Task material:
Content starts
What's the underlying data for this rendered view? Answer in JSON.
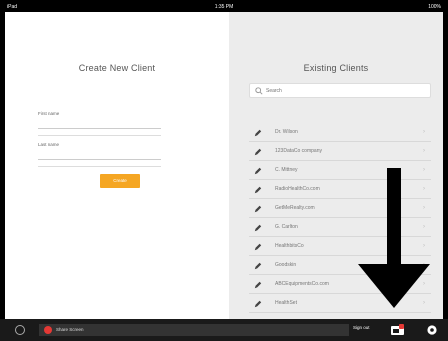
{
  "status_bar": {
    "left": "iPad",
    "center": "1:35 PM",
    "right": "100%"
  },
  "create": {
    "title": "Create New Client",
    "first_name_label": "First name",
    "last_name_label": "Last name",
    "first_name_value": "",
    "last_name_value": "",
    "button_label": "Create"
  },
  "existing": {
    "title": "Existing Clients",
    "search_placeholder": "Search",
    "clients": [
      "Dr. Wilson",
      "123DataCo company",
      "C. Mittney",
      "RadioHealthCo.com",
      "GetMeRealty.com",
      "G. Carlton",
      "HealthbitsCo",
      "Goodskin",
      "ABCEquipmentsCo.com",
      "HealthSet"
    ]
  },
  "bottom_bar": {
    "share_label": "Share Screen",
    "sign_out_label": "Sign out"
  },
  "icons": {
    "search": "search-icon",
    "pencil": "pencil-icon",
    "chevron": "chevron-right-icon",
    "share": "record-icon",
    "badge": "screen-share-icon",
    "gear": "gear-icon",
    "arrow": "down-arrow-annotation"
  },
  "colors": {
    "accent": "#f5a623",
    "record": "#e53935"
  }
}
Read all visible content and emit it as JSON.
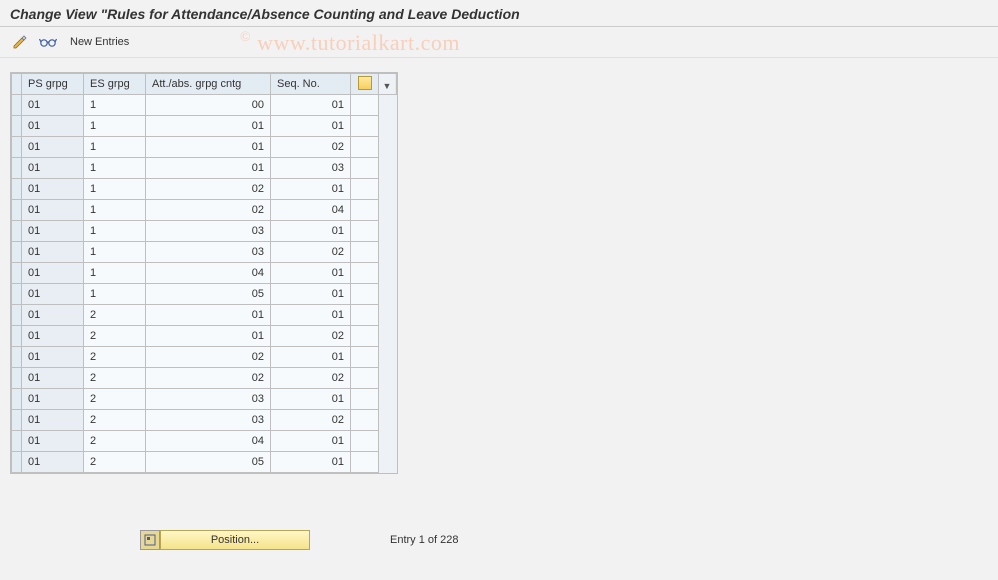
{
  "header": {
    "title": "Change View \"Rules for Attendance/Absence Counting and Leave Deduction"
  },
  "toolbar": {
    "new_entries_label": "New Entries"
  },
  "watermark": {
    "copy": "©",
    "text": "www.tutorialkart.com"
  },
  "table": {
    "headers": {
      "ps": "PS grpg",
      "es": "ES grpg",
      "att": "Att./abs. grpg cntg",
      "seq": "Seq. No."
    },
    "rows": [
      {
        "ps": "01",
        "es": "1",
        "att": "00",
        "seq": "01"
      },
      {
        "ps": "01",
        "es": "1",
        "att": "01",
        "seq": "01"
      },
      {
        "ps": "01",
        "es": "1",
        "att": "01",
        "seq": "02"
      },
      {
        "ps": "01",
        "es": "1",
        "att": "01",
        "seq": "03"
      },
      {
        "ps": "01",
        "es": "1",
        "att": "02",
        "seq": "01"
      },
      {
        "ps": "01",
        "es": "1",
        "att": "02",
        "seq": "04"
      },
      {
        "ps": "01",
        "es": "1",
        "att": "03",
        "seq": "01"
      },
      {
        "ps": "01",
        "es": "1",
        "att": "03",
        "seq": "02"
      },
      {
        "ps": "01",
        "es": "1",
        "att": "04",
        "seq": "01"
      },
      {
        "ps": "01",
        "es": "1",
        "att": "05",
        "seq": "01"
      },
      {
        "ps": "01",
        "es": "2",
        "att": "01",
        "seq": "01"
      },
      {
        "ps": "01",
        "es": "2",
        "att": "01",
        "seq": "02"
      },
      {
        "ps": "01",
        "es": "2",
        "att": "02",
        "seq": "01"
      },
      {
        "ps": "01",
        "es": "2",
        "att": "02",
        "seq": "02"
      },
      {
        "ps": "01",
        "es": "2",
        "att": "03",
        "seq": "01"
      },
      {
        "ps": "01",
        "es": "2",
        "att": "03",
        "seq": "02"
      },
      {
        "ps": "01",
        "es": "2",
        "att": "04",
        "seq": "01"
      },
      {
        "ps": "01",
        "es": "2",
        "att": "05",
        "seq": "01"
      }
    ]
  },
  "footer": {
    "position_label": "Position...",
    "entry_text": "Entry 1 of 228"
  }
}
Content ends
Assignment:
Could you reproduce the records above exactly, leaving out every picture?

Output:
What's the underlying data for this rendered view? Answer in JSON.
{
  "status_bar": {
    "left": "iPad",
    "center": "1:35 PM",
    "right": "100%"
  },
  "create": {
    "title": "Create New Client",
    "first_name_label": "First name",
    "last_name_label": "Last name",
    "first_name_value": "",
    "last_name_value": "",
    "button_label": "Create"
  },
  "existing": {
    "title": "Existing Clients",
    "search_placeholder": "Search",
    "clients": [
      "Dr. Wilson",
      "123DataCo company",
      "C. Mittney",
      "RadioHealthCo.com",
      "GetMeRealty.com",
      "G. Carlton",
      "HealthbitsCo",
      "Goodskin",
      "ABCEquipmentsCo.com",
      "HealthSet"
    ]
  },
  "bottom_bar": {
    "share_label": "Share Screen",
    "sign_out_label": "Sign out"
  },
  "icons": {
    "search": "search-icon",
    "pencil": "pencil-icon",
    "chevron": "chevron-right-icon",
    "share": "record-icon",
    "badge": "screen-share-icon",
    "gear": "gear-icon",
    "arrow": "down-arrow-annotation"
  },
  "colors": {
    "accent": "#f5a623",
    "record": "#e53935"
  }
}
Read all visible content and emit it as JSON.
{
  "header": {
    "title": "Change View \"Rules for Attendance/Absence Counting and Leave Deduction"
  },
  "toolbar": {
    "new_entries_label": "New Entries"
  },
  "watermark": {
    "copy": "©",
    "text": "www.tutorialkart.com"
  },
  "table": {
    "headers": {
      "ps": "PS grpg",
      "es": "ES grpg",
      "att": "Att./abs. grpg cntg",
      "seq": "Seq. No."
    },
    "rows": [
      {
        "ps": "01",
        "es": "1",
        "att": "00",
        "seq": "01"
      },
      {
        "ps": "01",
        "es": "1",
        "att": "01",
        "seq": "01"
      },
      {
        "ps": "01",
        "es": "1",
        "att": "01",
        "seq": "02"
      },
      {
        "ps": "01",
        "es": "1",
        "att": "01",
        "seq": "03"
      },
      {
        "ps": "01",
        "es": "1",
        "att": "02",
        "seq": "01"
      },
      {
        "ps": "01",
        "es": "1",
        "att": "02",
        "seq": "04"
      },
      {
        "ps": "01",
        "es": "1",
        "att": "03",
        "seq": "01"
      },
      {
        "ps": "01",
        "es": "1",
        "att": "03",
        "seq": "02"
      },
      {
        "ps": "01",
        "es": "1",
        "att": "04",
        "seq": "01"
      },
      {
        "ps": "01",
        "es": "1",
        "att": "05",
        "seq": "01"
      },
      {
        "ps": "01",
        "es": "2",
        "att": "01",
        "seq": "01"
      },
      {
        "ps": "01",
        "es": "2",
        "att": "01",
        "seq": "02"
      },
      {
        "ps": "01",
        "es": "2",
        "att": "02",
        "seq": "01"
      },
      {
        "ps": "01",
        "es": "2",
        "att": "02",
        "seq": "02"
      },
      {
        "ps": "01",
        "es": "2",
        "att": "03",
        "seq": "01"
      },
      {
        "ps": "01",
        "es": "2",
        "att": "03",
        "seq": "02"
      },
      {
        "ps": "01",
        "es": "2",
        "att": "04",
        "seq": "01"
      },
      {
        "ps": "01",
        "es": "2",
        "att": "05",
        "seq": "01"
      }
    ]
  },
  "footer": {
    "position_label": "Position...",
    "entry_text": "Entry 1 of 228"
  }
}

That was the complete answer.